Partners Healthcare, the largest healthcare organization in Massachusetts, attributed a big drop in its fiscal second quarter operating income to its decision to replace its homegrown electronic health record with a new clinical information system.
"The game's going to be won in the future off the flow of information," Partners chief financial officer and treasurer Peter K. Markell told the Boston Globe, explaining why Partners plans to invest $600 million to $700 million in the new EHR over the next 10 years.
After writing off $110 million on its current information system, Partners reported second quarter operating income of $5.3 million, compared with $71.2 million in the prior-year period. While investment income counterbalanced some of that decline, Partners' net income fell to $132.2 million for the quarter ended March 31, 2012, from $166.4 million a year earlier.
Partners' operating revenue for the quarter grew 8% to $2.2 billion, and its patient service revenue jumped 9% to $1.7 billion, "reflecting increases in patient activities and rates," according to the Partners announcement.
The seven-hospital healthcare system, which includes Massachusetts General Hospital and Brigham & Women's Hospital in Boston, has long been a leader in the health IT field and has been accepted into Medicare's Pioneer ACO program.
Partners' decision to move from its legacy Longitudinal Medical Record (LMR) to a more capable system has been some time in coming. Recently, Partners CIO Jim Noga told InformationWeek Healthcare that the choice was between Siemens and Epic. Siemens' main drawback was that it didn't have a proven ambulatory care product, whereas Epic did. On the other hand, Siemens' healthcare unit is led by John Glaser, Noga's predecessor as CIO of Partners.

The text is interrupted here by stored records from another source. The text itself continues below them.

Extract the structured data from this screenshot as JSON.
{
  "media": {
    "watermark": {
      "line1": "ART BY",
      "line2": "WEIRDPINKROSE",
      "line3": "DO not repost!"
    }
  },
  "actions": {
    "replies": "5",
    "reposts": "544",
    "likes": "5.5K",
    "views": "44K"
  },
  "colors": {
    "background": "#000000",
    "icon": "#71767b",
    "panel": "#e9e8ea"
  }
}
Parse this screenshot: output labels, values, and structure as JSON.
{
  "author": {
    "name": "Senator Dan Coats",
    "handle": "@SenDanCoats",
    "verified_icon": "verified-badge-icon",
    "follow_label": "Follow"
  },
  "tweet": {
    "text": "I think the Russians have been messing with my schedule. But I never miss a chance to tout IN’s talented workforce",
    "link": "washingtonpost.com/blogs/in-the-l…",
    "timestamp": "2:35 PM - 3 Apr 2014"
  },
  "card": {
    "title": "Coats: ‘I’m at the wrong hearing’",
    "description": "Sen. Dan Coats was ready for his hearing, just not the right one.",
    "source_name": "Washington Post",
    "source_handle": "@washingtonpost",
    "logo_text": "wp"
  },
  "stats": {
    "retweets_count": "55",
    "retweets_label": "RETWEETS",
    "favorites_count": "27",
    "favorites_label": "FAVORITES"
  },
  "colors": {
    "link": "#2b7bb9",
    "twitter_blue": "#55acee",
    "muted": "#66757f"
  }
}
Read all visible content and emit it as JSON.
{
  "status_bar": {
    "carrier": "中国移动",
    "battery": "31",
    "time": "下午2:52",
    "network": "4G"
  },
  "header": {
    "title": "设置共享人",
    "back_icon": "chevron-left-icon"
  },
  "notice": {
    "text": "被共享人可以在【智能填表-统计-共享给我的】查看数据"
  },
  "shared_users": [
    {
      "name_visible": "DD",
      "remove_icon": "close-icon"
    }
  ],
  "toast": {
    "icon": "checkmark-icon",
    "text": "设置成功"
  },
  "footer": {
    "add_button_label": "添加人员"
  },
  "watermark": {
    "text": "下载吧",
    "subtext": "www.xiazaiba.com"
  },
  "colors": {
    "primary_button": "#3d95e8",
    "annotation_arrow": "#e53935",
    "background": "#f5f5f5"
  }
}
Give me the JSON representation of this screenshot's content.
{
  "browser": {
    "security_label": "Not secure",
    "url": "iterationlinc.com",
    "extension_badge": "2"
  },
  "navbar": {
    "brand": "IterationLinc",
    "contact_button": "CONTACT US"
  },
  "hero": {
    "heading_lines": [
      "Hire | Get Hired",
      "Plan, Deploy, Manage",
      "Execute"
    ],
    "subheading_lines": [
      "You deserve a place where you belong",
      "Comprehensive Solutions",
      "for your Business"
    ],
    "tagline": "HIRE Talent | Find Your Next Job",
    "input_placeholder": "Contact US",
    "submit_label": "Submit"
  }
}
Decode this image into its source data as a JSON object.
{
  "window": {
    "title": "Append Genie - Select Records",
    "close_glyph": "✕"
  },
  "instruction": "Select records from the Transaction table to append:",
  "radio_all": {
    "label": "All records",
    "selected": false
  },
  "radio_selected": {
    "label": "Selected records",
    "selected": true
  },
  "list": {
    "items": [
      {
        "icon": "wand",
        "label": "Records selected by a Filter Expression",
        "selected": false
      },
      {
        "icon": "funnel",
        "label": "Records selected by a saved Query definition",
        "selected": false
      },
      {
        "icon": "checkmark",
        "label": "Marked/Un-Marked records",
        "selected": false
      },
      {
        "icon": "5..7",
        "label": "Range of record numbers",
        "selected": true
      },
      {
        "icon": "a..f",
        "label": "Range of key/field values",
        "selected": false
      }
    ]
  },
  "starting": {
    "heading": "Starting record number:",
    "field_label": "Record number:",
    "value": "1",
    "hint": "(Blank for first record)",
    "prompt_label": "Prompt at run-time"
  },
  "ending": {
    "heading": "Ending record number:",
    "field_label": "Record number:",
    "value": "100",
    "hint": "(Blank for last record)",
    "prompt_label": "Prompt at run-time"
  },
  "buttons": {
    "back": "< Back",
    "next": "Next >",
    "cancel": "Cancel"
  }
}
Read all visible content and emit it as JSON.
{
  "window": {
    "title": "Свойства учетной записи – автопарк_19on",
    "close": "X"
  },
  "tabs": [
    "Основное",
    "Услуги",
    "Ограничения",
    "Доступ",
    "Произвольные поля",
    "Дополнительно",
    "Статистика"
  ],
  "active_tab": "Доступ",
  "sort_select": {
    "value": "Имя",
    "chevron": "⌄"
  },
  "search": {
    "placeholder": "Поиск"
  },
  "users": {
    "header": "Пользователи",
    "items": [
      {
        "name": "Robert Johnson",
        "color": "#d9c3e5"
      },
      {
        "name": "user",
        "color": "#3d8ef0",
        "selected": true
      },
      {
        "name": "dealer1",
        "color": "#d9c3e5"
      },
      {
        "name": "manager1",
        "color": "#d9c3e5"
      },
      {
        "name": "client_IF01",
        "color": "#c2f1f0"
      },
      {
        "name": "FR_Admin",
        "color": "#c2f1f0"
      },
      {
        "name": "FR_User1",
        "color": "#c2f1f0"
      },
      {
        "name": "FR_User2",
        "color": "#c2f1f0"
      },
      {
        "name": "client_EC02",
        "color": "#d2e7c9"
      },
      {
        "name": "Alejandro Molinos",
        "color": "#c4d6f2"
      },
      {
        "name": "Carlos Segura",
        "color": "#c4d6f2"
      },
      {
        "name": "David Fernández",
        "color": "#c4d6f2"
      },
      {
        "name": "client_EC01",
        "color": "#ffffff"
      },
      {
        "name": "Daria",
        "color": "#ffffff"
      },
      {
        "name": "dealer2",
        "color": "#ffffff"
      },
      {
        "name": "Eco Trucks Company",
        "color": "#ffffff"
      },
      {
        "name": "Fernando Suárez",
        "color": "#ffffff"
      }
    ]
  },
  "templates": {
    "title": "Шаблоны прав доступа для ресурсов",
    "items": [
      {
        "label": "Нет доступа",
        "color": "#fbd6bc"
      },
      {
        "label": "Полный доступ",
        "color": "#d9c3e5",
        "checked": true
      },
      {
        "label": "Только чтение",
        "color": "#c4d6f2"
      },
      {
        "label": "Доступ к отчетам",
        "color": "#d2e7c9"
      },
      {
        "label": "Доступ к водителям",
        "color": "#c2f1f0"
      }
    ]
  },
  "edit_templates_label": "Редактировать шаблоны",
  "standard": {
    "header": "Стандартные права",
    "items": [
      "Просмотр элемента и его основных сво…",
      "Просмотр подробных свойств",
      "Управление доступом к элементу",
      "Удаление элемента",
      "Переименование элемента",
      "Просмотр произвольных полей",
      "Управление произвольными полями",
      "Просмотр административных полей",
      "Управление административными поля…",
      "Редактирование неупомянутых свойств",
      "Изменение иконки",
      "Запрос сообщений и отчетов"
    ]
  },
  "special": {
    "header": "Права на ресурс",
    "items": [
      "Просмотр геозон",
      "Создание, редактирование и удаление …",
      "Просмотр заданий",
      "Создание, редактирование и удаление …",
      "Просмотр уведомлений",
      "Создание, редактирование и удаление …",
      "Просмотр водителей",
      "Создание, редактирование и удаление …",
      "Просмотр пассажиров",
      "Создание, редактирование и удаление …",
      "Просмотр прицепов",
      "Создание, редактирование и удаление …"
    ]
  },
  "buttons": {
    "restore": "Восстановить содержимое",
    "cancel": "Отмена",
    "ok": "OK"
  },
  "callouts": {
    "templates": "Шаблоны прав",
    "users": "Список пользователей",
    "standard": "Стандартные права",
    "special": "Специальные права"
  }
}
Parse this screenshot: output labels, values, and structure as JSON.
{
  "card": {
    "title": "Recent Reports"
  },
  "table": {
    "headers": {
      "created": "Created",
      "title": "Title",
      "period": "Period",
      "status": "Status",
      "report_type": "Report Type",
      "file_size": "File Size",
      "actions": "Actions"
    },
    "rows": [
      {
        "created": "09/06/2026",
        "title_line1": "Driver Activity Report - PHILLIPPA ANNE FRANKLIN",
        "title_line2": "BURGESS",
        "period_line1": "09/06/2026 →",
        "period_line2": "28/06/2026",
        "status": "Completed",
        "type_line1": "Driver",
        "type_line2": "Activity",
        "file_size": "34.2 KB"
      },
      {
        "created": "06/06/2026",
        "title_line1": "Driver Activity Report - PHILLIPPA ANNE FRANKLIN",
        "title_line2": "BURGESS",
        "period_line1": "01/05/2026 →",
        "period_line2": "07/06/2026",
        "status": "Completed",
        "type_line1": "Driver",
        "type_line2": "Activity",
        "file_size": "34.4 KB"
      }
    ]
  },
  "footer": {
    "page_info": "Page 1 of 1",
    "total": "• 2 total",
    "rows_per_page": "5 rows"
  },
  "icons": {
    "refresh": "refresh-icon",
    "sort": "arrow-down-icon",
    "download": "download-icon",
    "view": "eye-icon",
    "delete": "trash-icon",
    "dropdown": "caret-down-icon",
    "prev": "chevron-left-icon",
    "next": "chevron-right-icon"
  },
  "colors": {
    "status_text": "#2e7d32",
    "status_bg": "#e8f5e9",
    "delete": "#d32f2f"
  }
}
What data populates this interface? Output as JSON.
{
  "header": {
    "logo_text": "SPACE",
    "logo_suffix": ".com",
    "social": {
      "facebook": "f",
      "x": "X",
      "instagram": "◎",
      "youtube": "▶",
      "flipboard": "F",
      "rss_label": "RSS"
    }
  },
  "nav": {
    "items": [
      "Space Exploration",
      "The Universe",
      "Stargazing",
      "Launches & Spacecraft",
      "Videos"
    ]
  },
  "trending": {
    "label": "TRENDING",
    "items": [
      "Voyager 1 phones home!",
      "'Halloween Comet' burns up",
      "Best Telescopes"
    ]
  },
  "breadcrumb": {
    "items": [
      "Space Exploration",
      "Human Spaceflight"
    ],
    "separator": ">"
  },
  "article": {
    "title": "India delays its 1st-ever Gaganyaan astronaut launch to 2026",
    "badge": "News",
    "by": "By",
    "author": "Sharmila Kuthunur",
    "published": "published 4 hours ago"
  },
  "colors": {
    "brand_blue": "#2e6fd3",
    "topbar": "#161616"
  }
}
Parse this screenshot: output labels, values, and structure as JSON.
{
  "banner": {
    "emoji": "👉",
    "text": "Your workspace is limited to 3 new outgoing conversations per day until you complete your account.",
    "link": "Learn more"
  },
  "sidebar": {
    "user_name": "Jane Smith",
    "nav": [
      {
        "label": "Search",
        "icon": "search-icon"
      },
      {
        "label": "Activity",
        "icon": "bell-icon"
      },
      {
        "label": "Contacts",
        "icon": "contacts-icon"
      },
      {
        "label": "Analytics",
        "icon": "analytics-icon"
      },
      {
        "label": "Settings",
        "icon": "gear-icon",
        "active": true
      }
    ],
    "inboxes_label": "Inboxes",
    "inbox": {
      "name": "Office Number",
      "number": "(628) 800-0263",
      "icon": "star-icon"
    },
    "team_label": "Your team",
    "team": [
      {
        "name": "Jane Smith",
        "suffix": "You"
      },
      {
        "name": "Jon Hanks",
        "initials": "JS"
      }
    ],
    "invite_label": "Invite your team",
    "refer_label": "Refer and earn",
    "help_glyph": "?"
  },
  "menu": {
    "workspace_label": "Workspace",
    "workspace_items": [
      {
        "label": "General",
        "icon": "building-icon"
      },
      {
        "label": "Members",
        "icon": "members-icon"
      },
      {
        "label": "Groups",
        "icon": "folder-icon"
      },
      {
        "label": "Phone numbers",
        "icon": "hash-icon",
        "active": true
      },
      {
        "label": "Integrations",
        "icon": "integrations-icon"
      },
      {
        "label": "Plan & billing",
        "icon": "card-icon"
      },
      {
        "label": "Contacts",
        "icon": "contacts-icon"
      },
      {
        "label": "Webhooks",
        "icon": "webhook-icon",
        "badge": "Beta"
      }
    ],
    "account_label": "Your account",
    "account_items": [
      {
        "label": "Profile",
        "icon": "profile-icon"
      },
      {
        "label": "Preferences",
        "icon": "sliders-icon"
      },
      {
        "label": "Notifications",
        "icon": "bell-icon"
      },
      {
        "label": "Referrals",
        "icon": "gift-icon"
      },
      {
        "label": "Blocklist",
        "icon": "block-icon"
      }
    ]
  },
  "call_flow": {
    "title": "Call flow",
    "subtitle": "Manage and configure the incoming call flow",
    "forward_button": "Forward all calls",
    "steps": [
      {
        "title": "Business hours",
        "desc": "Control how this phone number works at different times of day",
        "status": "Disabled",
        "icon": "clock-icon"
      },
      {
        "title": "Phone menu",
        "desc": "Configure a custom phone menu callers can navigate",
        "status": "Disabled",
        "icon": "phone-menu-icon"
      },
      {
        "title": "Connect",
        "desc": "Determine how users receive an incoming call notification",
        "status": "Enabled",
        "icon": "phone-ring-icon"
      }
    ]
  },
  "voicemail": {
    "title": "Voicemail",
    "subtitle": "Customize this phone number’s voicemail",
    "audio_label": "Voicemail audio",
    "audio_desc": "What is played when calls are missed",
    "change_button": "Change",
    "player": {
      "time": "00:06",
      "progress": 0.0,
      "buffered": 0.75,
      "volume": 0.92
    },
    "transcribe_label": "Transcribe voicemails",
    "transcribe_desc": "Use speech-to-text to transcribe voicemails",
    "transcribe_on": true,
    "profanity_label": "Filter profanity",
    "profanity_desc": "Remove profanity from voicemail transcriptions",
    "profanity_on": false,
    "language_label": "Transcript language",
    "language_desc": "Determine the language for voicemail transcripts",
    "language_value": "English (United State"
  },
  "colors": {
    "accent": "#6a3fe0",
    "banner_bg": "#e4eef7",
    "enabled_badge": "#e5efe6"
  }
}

In a mid-May announcement, the big healthcare system said it would "negotiate exclusively with Epic" over the next several months. But the statement left no doubt that Partners has made its decision.